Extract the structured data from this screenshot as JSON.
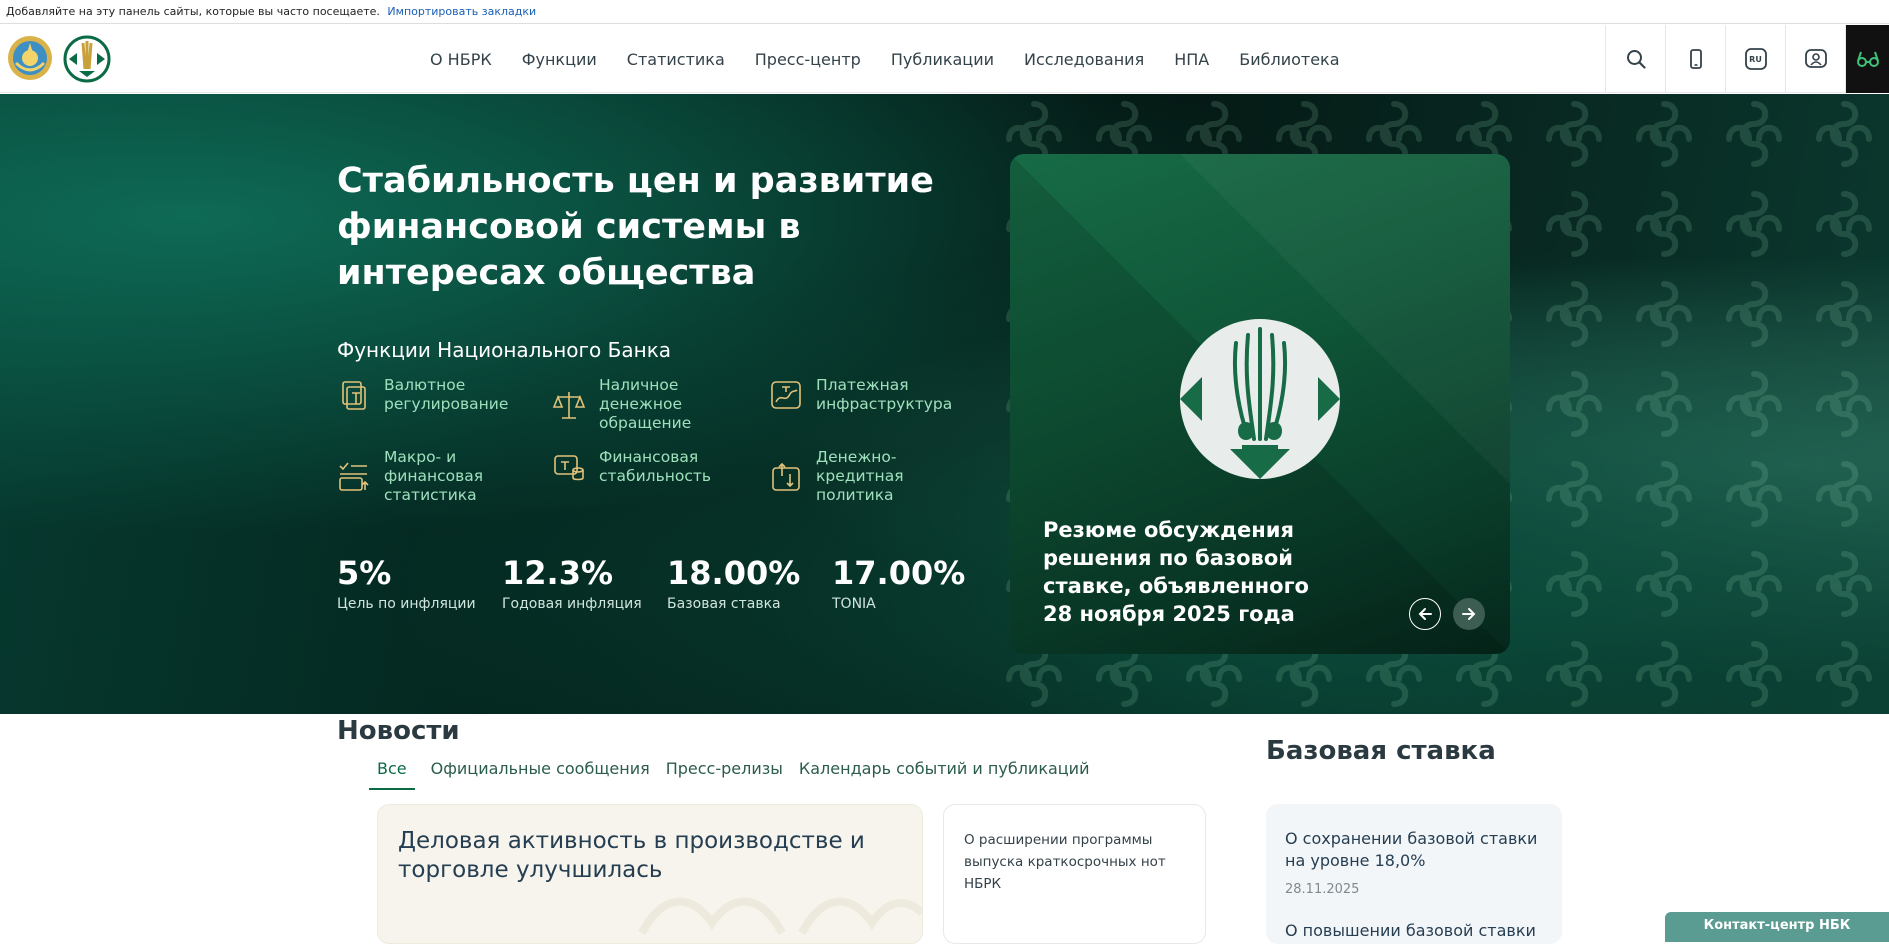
{
  "bookmarks_bar": {
    "text": "Добавляйте на эту панель сайты, которые вы часто посещаете.",
    "import_link": "Импортировать закладки"
  },
  "header": {
    "nav": [
      {
        "label": "О НБРК"
      },
      {
        "label": "Функции"
      },
      {
        "label": "Статистика"
      },
      {
        "label": "Пресс-центр"
      },
      {
        "label": "Публикации"
      },
      {
        "label": "Исследования"
      },
      {
        "label": "НПА"
      },
      {
        "label": "Библиотека"
      }
    ],
    "tools": {
      "search_icon": "search-icon",
      "mobile_icon": "mobile-icon",
      "language": "RU",
      "account_icon": "account-icon",
      "accessibility_icon": "glasses-icon"
    }
  },
  "hero": {
    "title": "Стабильность цен и развитие финансовой системы в интересах общества",
    "functions_heading": "Функции Национального Банка",
    "functions": [
      {
        "label": "Валютное регулирование",
        "icon": "currency-icon"
      },
      {
        "label": "Наличное денежное обращение",
        "icon": "scales-icon"
      },
      {
        "label": "Платежная инфраструктура",
        "icon": "payment-icon"
      },
      {
        "label": "Макро- и финансовая статистика",
        "icon": "statistics-icon"
      },
      {
        "label": "Финансовая стабильность",
        "icon": "stability-icon"
      },
      {
        "label": "Денежно-кредитная политика",
        "icon": "monetary-policy-icon"
      }
    ],
    "stats": [
      {
        "value": "5%",
        "caption": "Цель по инфляции"
      },
      {
        "value": "12.3%",
        "caption": "Годовая инфляция"
      },
      {
        "value": "18.00%",
        "caption": "Базовая ставка"
      },
      {
        "value": "17.00%",
        "caption": "TONIA"
      }
    ],
    "card": {
      "title": "Резюме обсуждения решения по базовой ставке, объявленного 28 ноября 2025 года"
    }
  },
  "news": {
    "title": "Новости",
    "tabs": [
      {
        "label": "Все"
      },
      {
        "label": "Официальные сообщения"
      },
      {
        "label": "Пресс-релизы"
      },
      {
        "label": "Календарь событий и публикаций"
      }
    ],
    "main_item": "Деловая активность в производстве и торговле улучшилась",
    "side_item": "О расширении программы выпуска краткосрочных нот НБРК"
  },
  "base_rate": {
    "title": "Базовая ставка",
    "items": [
      {
        "title": "О сохранении базовой ставки на уровне 18,0%",
        "date": "28.11.2025"
      },
      {
        "title": "О повышении базовой ставки"
      }
    ]
  },
  "contact_center": "Контакт-центр НБК",
  "colors": {
    "accent_green": "#0b6b45",
    "function_label": "#9fe0bc",
    "icon_gold": "#e2c27a"
  }
}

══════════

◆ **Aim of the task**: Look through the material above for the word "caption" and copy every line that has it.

◆ **Written response**:
        "caption": "Цель по инфляции"
        "caption": "Годовая инфляция"
        "caption": "Базовая ставка"
        "caption": "TONIA"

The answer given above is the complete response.